The Sagehen River Restoration Shortcourse and the College of Environmental Design of UC Berkeley more broadly are committed to attracting talented students with diverse backgrounds, cultures, experiences and perspectives. We strive to cultivate an inclusive environment for our faculty and students that respect and reflect the diverse communities in which we live and work.
The intellectual exchange of ideas, learning to interact effectively with each other, and developing attitudes of responsibility for leadership in society and decision-making, are enhanced through a student community that respects and values the insights gained from various points of view. We welcome all participants to the Sagehen River Restoration Shortcourse and welcome you to join our community!
Watch the following 1-minute video to get a flavor for the course.
LOWER TRUCKEE RIVER
The course integrates perspectives from leading academic researchers and consulting practitioners in river restoration. Lectures, exercises, field trips and case studies cover a range of restoration approaches from state-of-the-art hydraulics and sediment transport, to historical analysis and context-specific considerations ranging from urban infrastructure to natural resources. In addition to field data collection techniques, the course uses spreadsheet models to calculate sediment transport and channel design, map and aerial photo analysis, and sequential problem solving in approaching restoration of fluvial processes. The course includes field trips to the Truckee River and streams in the Lake Tahoe Basin, and workshops on restoration problems faced by participants for discussion where we develop ideas on analytical approaches and recommend resources.
This course emphasizes integration of hydrology, hydraulics, sediment transport, geomorphology, aquatic ecology, fisheries, and riparian ecology, and includes field measurements, mapping, and interpretation.
This course is brought to you by RiverLab at the UC Berkeley College of Environmental Design.

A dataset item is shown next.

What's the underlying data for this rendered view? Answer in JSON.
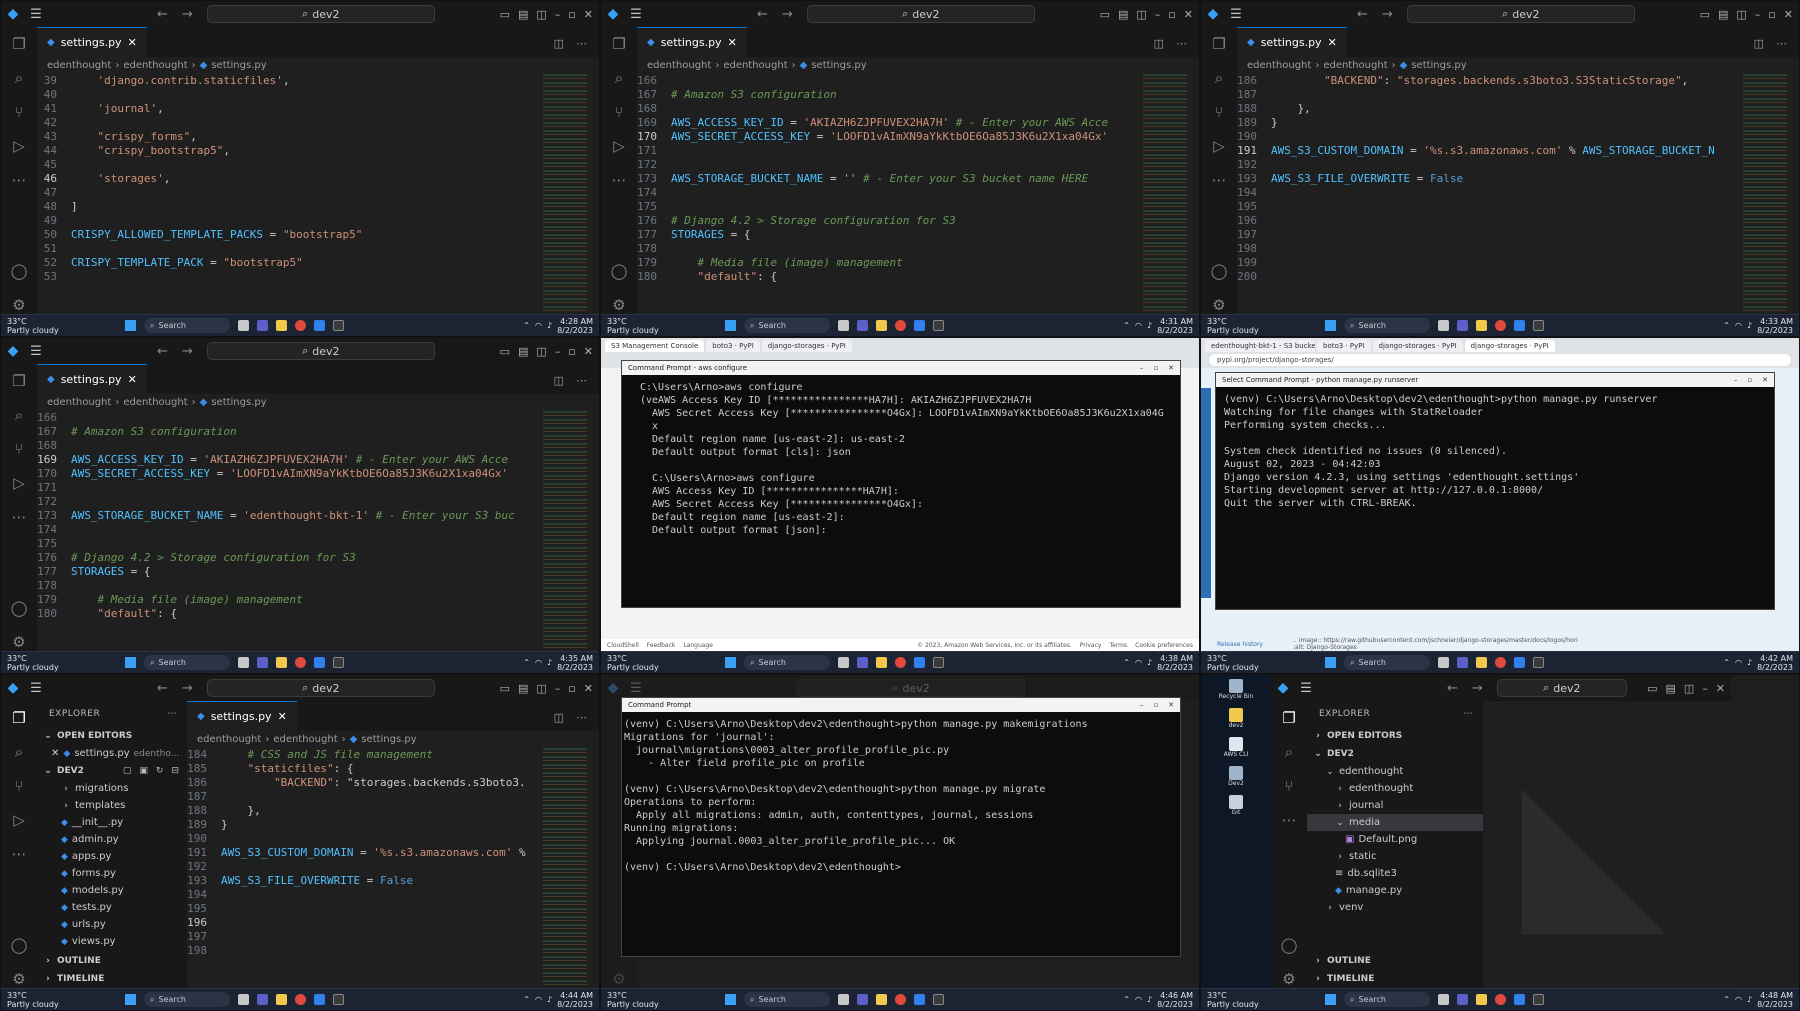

A related course, Sediment Transport in Stream Assessment and Design, builds upon principles and techniques covered in the Sagehen course, but is focused on sediment transport in channel design. Offered annually by Peter Wilcock, co-instructor of the Sagehen course over the past 15 years, it will be held this year at Utah State University, Logan, 29 July-02 Aug.